Renaissance for Enterprise IT


It’s clear that what is needed for an enterprise, and an enterprise user is a fast route to shaping, configuring and customizing the app experience on any device anytime and anywhere instead of what Enterprise IT hands over for access on the desktop.


Now we are in the era of the Consumerization of IT (COIT) and BYOD, where individual workers and business departments are supposed to be able to access business functions on any device. They should be able to rent hardware and software, the virtual machines, the applications, the storage capacity, the big data processing capacity, and so on.


The area of IT that is quickly being impacted is the mobile enterprise apps segment. Findings of recent surveys by Citrix and Mobile Helix indicate that 70+ percent of enterprises view mobility as top priority for their businesses. Users want access to the applications of their choice on any device, not just email. They also want the applications to be customized and configured for their own individual and personalized mobile experiences — quite different from the “one size fits all” model that Enterprise IT has applied all these years.


Users want the data and workflow of any enterprise app to be made available on any device, with the ability to customize and personalize the workflow with other ready to use services and consume them on any device for a satisfying user experience. They also want this to happen in real time, with little time or cost. At the same time, they want these applications to be of the same levels of security authentication, authorization and privacy fitting with Enterprise IT guidelines. In other words, they want flexibility, but with control.

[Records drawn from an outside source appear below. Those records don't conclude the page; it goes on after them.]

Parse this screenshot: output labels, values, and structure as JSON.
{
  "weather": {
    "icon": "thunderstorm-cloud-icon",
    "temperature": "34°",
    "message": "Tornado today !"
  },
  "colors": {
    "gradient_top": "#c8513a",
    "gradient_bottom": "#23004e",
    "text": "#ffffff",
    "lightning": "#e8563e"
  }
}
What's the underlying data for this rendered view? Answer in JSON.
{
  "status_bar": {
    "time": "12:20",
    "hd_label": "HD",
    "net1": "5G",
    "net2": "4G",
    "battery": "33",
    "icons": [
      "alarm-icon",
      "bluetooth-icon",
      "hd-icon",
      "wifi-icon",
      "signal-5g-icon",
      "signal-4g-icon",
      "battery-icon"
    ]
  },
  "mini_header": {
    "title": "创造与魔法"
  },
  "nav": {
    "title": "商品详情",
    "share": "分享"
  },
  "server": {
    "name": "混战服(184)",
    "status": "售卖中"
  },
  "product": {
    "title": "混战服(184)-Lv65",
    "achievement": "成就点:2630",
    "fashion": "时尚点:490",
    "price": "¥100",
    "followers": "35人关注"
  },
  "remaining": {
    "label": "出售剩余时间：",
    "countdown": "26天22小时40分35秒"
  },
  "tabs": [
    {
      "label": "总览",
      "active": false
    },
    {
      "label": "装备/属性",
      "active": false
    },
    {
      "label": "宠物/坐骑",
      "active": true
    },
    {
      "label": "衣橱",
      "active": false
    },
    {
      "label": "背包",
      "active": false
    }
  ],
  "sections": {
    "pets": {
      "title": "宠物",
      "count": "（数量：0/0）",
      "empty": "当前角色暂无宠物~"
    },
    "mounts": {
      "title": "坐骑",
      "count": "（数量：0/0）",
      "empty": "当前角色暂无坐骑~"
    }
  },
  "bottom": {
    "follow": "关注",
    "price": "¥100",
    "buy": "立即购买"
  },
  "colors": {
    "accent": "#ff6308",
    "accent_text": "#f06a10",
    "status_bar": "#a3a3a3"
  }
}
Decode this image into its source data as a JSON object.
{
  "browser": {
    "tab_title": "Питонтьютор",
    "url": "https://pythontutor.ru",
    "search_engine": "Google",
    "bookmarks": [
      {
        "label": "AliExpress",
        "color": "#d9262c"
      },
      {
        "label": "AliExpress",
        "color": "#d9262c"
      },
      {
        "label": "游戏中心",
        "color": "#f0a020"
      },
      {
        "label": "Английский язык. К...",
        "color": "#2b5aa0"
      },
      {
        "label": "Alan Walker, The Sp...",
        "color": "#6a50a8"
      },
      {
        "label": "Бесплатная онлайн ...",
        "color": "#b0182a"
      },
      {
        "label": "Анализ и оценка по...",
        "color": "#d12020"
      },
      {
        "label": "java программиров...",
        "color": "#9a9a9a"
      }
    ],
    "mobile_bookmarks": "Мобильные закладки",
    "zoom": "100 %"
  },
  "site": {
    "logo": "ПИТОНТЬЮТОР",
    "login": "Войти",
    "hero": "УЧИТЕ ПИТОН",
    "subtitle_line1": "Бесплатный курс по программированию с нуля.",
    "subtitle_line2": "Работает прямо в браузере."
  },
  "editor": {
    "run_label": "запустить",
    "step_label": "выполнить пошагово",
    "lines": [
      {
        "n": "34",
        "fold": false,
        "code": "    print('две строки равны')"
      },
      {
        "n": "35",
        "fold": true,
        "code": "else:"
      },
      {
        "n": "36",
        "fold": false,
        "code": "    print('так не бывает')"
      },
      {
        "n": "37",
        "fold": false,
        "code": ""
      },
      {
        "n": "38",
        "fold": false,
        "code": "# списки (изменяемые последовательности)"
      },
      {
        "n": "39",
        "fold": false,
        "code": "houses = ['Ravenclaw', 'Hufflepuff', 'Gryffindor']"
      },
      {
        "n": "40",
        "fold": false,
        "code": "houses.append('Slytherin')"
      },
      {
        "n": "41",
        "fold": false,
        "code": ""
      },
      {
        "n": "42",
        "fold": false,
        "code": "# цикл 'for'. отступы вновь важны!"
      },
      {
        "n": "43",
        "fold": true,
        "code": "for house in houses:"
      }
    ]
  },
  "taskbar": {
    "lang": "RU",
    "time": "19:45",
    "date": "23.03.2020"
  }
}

Enterprise IT clearly has a role to play with mobile enterprise apps, albeit in a shared decision model with the business user. The ideal state is when a business user can make these choices without IT’s knowledge or approval. However, we have not reached that stage yet, and may never. In fact, Enterprise IT will always play a role to select, install and maintain apps, servers, networks and, going forward, select, source and maintain services. Better still, they have a role to create an enterprise mobility strategy. They may do this in a shared decision model with the enterprise user unlike the lone wolf model of the past decade.


Mobile enablement within enterprises will lead them to become the custodian and cheerleaders of the mobile enterprise app store. It’s about a vision using mobile technologies to change or transform enterprise business processes and work flow. It’s about a strategy to improve the top lines and bottom line of an enterprise through a shared decision making model with business users. Enterprise IT will keep in mind that it is by employing smarter experience through mobile enterprise apps that results in smarter workers and a smarter, sustainable enterprise.